[Provided material]

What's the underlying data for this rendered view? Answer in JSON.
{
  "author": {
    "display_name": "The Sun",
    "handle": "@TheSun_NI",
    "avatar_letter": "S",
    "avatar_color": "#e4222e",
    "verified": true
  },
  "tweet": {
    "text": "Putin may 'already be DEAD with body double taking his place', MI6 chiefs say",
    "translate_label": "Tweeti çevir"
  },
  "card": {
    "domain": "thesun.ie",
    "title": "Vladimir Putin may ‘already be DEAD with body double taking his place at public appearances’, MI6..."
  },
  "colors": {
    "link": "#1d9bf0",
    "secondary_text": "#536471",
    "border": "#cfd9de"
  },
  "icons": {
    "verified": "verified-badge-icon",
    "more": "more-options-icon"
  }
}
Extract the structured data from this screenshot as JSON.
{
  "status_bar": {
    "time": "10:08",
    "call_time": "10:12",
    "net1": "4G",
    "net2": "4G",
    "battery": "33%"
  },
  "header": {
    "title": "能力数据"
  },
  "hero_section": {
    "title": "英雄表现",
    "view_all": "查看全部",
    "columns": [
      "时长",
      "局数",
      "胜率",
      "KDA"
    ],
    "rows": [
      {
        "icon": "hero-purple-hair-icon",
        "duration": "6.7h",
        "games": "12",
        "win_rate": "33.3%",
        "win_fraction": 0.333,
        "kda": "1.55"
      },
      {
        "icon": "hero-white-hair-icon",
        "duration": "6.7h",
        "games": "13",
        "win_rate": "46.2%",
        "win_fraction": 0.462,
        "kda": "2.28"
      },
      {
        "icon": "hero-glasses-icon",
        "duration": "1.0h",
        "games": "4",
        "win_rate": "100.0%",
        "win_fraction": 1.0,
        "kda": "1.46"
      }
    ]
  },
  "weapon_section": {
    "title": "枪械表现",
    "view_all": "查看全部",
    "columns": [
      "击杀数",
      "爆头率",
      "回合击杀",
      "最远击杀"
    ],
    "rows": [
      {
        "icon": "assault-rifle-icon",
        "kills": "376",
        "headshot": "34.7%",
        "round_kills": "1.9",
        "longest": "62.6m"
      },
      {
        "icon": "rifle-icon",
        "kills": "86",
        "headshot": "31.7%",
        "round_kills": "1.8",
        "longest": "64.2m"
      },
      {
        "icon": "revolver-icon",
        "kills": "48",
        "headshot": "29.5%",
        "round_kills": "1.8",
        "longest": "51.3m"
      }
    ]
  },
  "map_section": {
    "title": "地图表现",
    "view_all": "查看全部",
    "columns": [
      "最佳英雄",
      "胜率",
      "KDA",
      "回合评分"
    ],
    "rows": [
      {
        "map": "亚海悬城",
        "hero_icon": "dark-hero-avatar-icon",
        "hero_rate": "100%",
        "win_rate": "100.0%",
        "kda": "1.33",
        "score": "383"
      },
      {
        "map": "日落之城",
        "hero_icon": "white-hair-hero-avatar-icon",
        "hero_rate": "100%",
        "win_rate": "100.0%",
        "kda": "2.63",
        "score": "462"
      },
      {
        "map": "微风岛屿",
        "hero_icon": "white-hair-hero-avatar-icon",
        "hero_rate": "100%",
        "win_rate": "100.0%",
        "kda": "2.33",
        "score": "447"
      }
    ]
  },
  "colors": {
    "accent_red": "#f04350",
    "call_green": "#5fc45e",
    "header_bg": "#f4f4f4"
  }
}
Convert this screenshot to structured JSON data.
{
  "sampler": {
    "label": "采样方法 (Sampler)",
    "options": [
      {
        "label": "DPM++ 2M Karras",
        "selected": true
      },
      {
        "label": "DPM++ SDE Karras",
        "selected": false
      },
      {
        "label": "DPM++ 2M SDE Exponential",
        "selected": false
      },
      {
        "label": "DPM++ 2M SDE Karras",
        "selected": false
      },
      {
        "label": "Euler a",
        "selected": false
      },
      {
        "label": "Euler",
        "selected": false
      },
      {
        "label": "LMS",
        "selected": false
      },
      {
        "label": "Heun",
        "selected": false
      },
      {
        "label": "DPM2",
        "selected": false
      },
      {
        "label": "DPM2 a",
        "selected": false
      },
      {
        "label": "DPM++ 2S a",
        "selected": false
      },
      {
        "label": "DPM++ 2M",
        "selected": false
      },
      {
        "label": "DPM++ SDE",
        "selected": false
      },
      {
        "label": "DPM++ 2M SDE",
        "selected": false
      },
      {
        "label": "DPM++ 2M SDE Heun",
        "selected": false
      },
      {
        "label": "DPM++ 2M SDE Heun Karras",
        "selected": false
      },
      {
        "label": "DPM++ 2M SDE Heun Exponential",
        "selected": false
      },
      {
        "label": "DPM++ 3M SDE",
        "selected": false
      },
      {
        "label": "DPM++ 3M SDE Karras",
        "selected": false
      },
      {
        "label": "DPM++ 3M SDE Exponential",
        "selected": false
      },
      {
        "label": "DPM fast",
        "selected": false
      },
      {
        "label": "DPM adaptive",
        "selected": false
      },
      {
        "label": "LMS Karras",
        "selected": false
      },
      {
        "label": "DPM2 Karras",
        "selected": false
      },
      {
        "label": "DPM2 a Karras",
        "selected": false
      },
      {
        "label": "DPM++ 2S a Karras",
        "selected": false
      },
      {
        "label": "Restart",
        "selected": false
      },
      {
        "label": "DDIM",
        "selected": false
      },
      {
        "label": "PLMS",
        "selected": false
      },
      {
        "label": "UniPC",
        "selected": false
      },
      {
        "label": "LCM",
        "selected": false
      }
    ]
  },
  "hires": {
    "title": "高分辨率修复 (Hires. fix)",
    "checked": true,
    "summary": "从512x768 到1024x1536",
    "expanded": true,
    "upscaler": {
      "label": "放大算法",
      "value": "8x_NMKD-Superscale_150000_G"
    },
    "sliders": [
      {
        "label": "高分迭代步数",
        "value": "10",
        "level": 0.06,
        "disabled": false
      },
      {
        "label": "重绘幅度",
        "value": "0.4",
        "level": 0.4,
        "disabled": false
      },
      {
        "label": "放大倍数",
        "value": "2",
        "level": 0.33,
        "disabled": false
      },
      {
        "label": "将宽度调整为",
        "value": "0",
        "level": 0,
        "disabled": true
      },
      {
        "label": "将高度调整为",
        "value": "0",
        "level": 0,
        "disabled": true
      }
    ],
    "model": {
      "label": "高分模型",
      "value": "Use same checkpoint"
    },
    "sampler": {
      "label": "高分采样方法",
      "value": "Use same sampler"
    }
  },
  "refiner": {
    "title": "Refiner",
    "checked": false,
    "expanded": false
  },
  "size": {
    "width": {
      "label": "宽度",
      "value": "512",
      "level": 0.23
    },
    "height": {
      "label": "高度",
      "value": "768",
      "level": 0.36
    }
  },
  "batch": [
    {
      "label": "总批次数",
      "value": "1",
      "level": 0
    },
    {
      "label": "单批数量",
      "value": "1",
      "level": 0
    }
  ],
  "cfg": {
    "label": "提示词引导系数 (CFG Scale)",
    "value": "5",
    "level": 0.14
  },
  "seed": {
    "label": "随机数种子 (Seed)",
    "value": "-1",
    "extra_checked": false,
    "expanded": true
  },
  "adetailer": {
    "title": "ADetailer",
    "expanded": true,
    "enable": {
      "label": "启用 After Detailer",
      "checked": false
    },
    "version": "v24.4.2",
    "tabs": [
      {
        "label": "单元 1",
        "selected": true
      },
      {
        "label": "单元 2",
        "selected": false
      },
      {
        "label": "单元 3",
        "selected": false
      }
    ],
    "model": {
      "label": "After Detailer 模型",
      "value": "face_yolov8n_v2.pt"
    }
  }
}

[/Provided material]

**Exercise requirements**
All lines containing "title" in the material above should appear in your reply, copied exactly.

**Result**
    "title": "Vladimir Putin may ‘already be DEAD with body double taking his place at public appearances’, MI6..."
    "title": "能力数据"
    "title": "英雄表现",
    "title": "枪械表现",
    "title": "地图表现",
    "title": "高分辨率修复 (Hires. fix)",
    "title": "Refiner",
    "title": "ADetailer",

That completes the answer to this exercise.